Characters. Always the characters. I write about characters and relationships and love conquering all, so it always starts with a character and most often they appear to me in dreams, or when I am sitting outside on the terrace overlooking my garden. I daydream a lot in the garden (or while doing the boring housework) and I “see” flashes of characters and/or scenes. In Crystal Dreams (a futuristic romance), I woke from a vivid dream, having seen a man dressed in a kilt striding through a mist. Clich├ęd, perhaps, but I had the idea and the character and filled in the missing pieces over the next two months.

Astrid’s BIO:

Astrid Cooper is an award-winning, best-selling Australian author of romantic/sensual speculative fiction, whose fantasy romance novel hit the best-seller list twice. But forget Mr Darcy as her ‘ideal’, Astrid’s heroes are more likely to be someone who is ‘mad, bad and dangerous to know!’ Dare to be different! Astrid's motto has taken her life and career in many exciting directions: she has met Hollywood stars, a movie producer, and an Apollo astronaut. Astrid is a freelance editor, as well as a writing teacher and mentor. She currently works on the speculative fiction webzine, The Specusphere, as promotions editor for authors and publishers.

Starlight BOOK BLURB:

Two hundred years in the future, humans have spread out across the galaxy, playing and loving among the stars, their sexual appetites and willingness to experiment have become a sought-after species, taking their place among the elite of the sensualators—men and women who devote their lives and bodies to gifting pleasure and among the most coveted and the most enigmatic are the felinus—the cat shifters…

Samantha Sinclair will never trust another man, but her friends decide to lure her out of her celibacy with a special Christmas gift—a night with a sensualator. John-Kuno is no ordinary man. He takes Sam away from her fears, her homogenized, synthesized existence and introduces her to the enigmatic, sensual world of the shifters. With their starlight passion burning brighter than a supernova, John and Sam do not know that in the cold reaches of space a monster is biding his time. He demands nothing less than the universe as his due, starting with Sam, but first he must destroy John and the whole race of humans and their shifter allies.

Where can readers find out more about you and your work?

My website:

Amazon author page

extasy books (current sensual romance titles):

devine destinies (to be released titles later this year and 2010):

Realms Beyond newsletter (my infrequent author e-newsletter) – email Astrid:) if you want to be on her newsletter mailout.

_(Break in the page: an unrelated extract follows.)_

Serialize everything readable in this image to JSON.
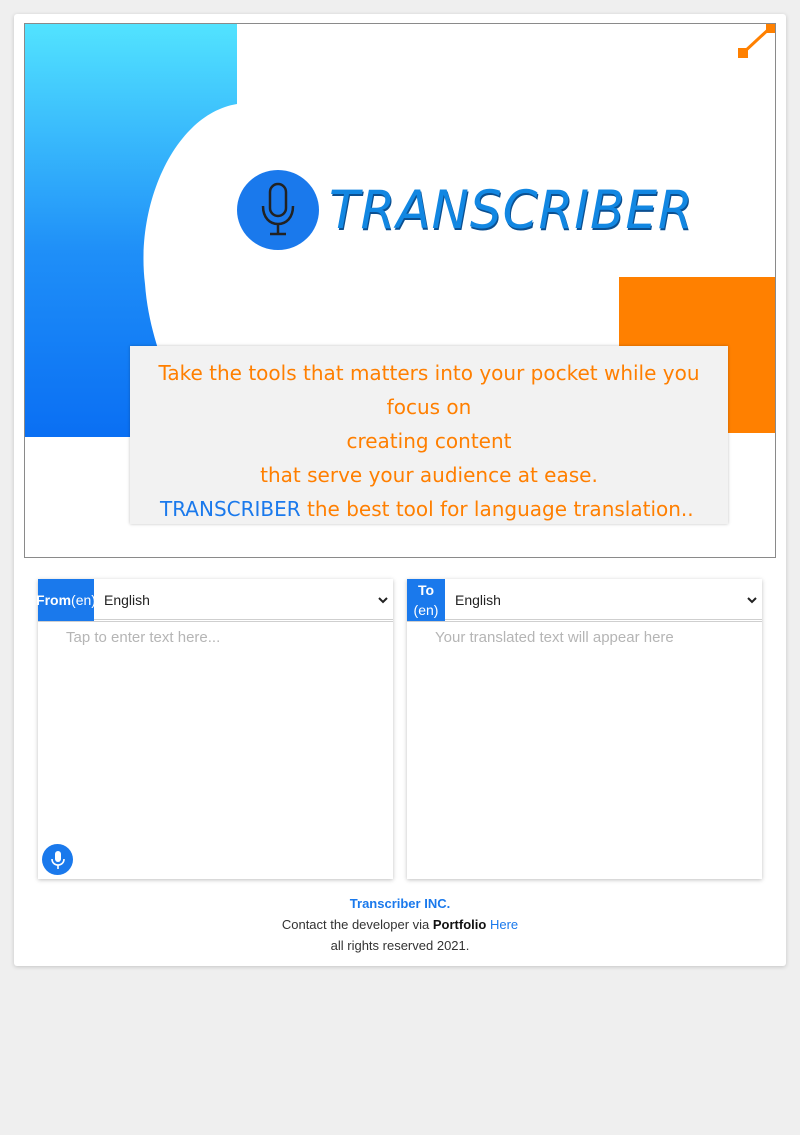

Astrid prefers individual contact with readers, through email or snail mail letters, so isn’t on facebook or twitter or youtube, but is working out how to create her own blog.

Thanks for taking part in my 2 for Thursday promotion. I had a great time and learned a lot of great information about Astrid...I hope you all did too!



  1. Hi Astrid,
    I really enjoyed reading your interview. I love stories that are set in the future...and with elements of paranormal abilities...loving the concept of telepathic abilities between mates...Very Cool!!!

    I'm looking forward to reading your book. It sounds like a keeper to me!!!

    Happy Samhain! Happy Halloween!

    Happy Reading!!!
    Anna Shah Hoque

  2. This comment has been removed by the author.

  3. What a great post; I enjoyed reading it.

    Thanks for taking the time to share with us.

    I look forward in reading your works.

    Tracey D

  4. I loved Pride's Passion by Astrid. I devoured it at work. I know I should be ashamed, but I'm not. lol

    deidre_durance at hotmail dot com